<<<<

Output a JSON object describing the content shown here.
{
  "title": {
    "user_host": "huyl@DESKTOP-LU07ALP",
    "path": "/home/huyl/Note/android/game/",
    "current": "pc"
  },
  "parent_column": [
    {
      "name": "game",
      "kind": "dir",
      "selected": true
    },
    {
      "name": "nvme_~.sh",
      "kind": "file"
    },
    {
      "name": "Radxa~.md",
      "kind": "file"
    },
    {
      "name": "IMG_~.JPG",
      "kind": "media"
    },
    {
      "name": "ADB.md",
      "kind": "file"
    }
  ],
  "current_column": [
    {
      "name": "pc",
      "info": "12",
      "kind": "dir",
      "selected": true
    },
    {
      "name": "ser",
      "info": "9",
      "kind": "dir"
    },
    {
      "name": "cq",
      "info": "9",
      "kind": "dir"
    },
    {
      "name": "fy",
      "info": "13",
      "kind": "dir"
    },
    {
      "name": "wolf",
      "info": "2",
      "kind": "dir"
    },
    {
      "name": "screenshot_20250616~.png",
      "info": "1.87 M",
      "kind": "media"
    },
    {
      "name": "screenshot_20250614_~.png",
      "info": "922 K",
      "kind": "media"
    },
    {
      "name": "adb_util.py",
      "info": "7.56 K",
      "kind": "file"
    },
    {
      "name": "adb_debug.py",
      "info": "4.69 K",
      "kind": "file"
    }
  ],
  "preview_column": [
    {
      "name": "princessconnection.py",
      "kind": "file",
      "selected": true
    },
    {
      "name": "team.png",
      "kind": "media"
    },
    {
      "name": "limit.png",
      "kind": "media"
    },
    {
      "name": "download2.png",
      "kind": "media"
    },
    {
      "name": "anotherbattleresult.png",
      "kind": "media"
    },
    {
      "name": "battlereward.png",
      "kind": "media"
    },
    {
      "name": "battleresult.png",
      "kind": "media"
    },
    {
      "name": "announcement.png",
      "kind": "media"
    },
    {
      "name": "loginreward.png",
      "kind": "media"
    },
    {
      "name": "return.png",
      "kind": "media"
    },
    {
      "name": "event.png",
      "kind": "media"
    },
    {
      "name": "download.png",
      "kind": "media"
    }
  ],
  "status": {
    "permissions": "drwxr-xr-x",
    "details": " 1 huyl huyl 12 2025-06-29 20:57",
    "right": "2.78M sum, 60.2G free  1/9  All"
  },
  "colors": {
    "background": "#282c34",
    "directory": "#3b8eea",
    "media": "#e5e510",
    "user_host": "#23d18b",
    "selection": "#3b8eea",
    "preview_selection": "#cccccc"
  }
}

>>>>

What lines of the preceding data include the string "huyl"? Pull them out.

Solution
    "user_host": "huyl@DESKTOP-LU07ALP",
    "path": "/home/huyl/Note/android/game/",
    "details": " 1 huyl huyl 12 2025-06-29 20:57",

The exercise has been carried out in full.